§ **TASK TO COMPLETE**: Find the lines in the records below that contain "menu", and report each of them.

§ **DATA SUPPLIED**:

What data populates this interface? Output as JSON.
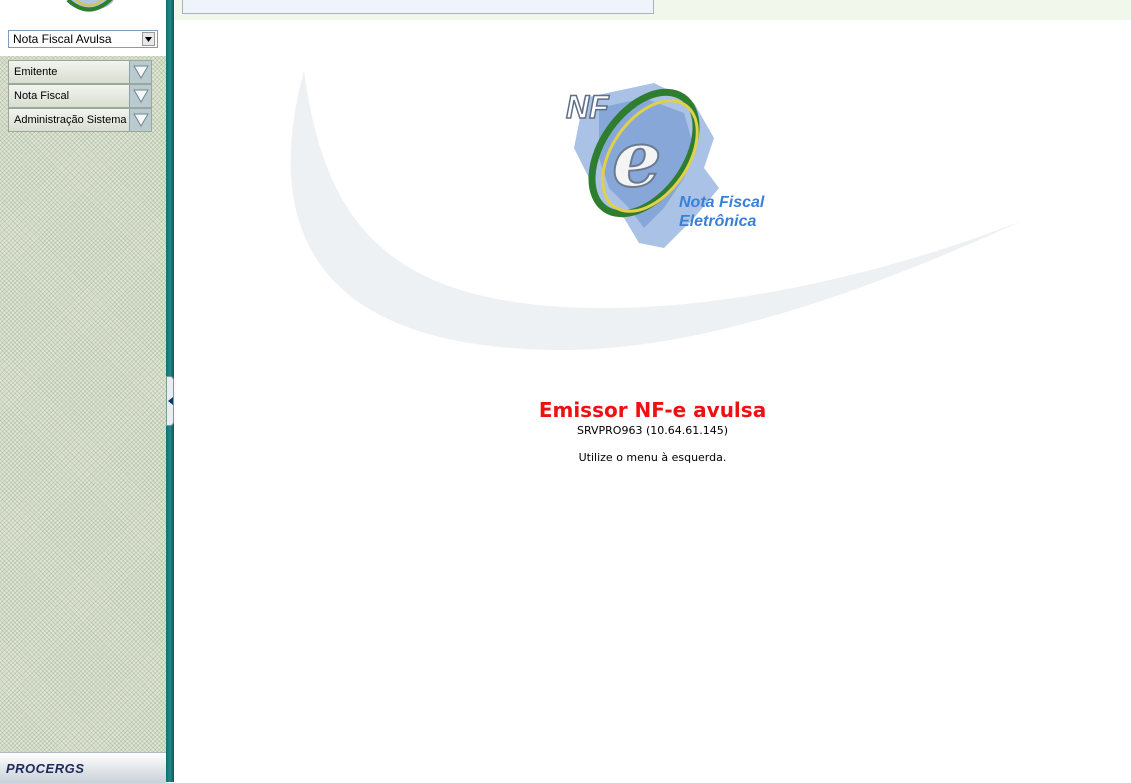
{
  "sidebar": {
    "select_value": "Nota Fiscal Avulsa",
    "menu": [
      {
        "label": "Emitente"
      },
      {
        "label": "Nota Fiscal"
      },
      {
        "label": "Administração Sistema"
      }
    ],
    "footer_logo": "PROCERGS"
  },
  "main": {
    "logo_caption_line1": "Nota Fiscal",
    "logo_caption_line2": "Eletrônica",
    "app_title": "Emissor NF-e avulsa",
    "server_info": "SRVPRO963 (10.64.61.145)",
    "instruction": "Utilize o menu à esquerda."
  },
  "colors": {
    "title_red": "#ee1111",
    "caption_blue": "#3a7fd8",
    "divider_teal": "#0f6f6f",
    "sidebar_bg": "#dfe6d4"
  },
  "icons": [
    "nfe-logo-icon",
    "dropdown-arrow-icon",
    "expand-triangle-icon",
    "collapse-arrow-icon"
  ]
}
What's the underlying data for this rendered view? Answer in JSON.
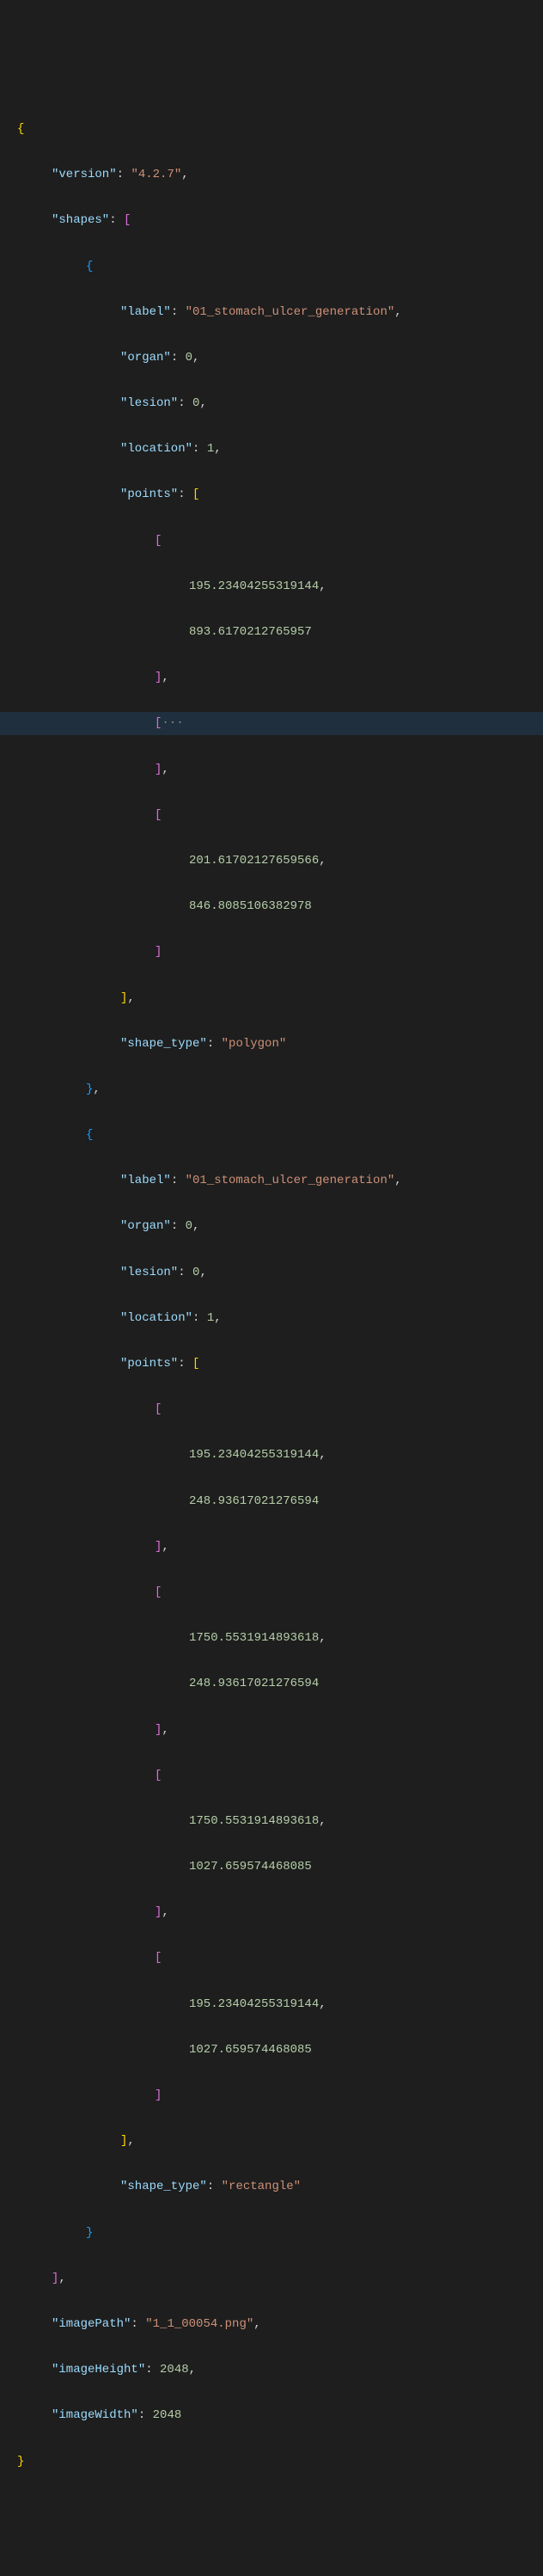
{
  "json": {
    "version_key": "\"version\"",
    "version_val": "\"4.2.7\"",
    "shapes_key": "\"shapes\"",
    "label_key": "\"label\"",
    "label_val": "\"01_stomach_ulcer_generation\"",
    "organ_key": "\"organ\"",
    "organ_val": "0",
    "lesion_key": "\"lesion\"",
    "lesion_val": "0",
    "location_key": "\"location\"",
    "location_val": "1",
    "points_key": "\"points\"",
    "shape_type_key": "\"shape_type\"",
    "polygon_val": "\"polygon\"",
    "rectangle_val": "\"rectangle\"",
    "imagePath_key": "\"imagePath\"",
    "imagePath_val": "\"1_1_00054.png\"",
    "imageHeight_key": "\"imageHeight\"",
    "imageHeight_val": "2048",
    "imageWidth_key": "\"imageWidth\"",
    "imageWidth_val": "2048",
    "p1a": "195.23404255319144",
    "p1b": "893.6170212765957",
    "p2a": "201.61702127659566",
    "p2b": "846.8085106382978",
    "r1a": "195.23404255319144",
    "r1b": "248.93617021276594",
    "r2a": "1750.5531914893618",
    "r2b": "248.93617021276594",
    "r3a": "1750.5531914893618",
    "r3b": "1027.659574468085",
    "r4a": "195.23404255319144",
    "r4b": "1027.659574468085",
    "ellipsis": "···"
  }
}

§ **ANSWER FOR THE TASK**:
    "menu": [
    "instruction": "Utilize o menu à esquerda."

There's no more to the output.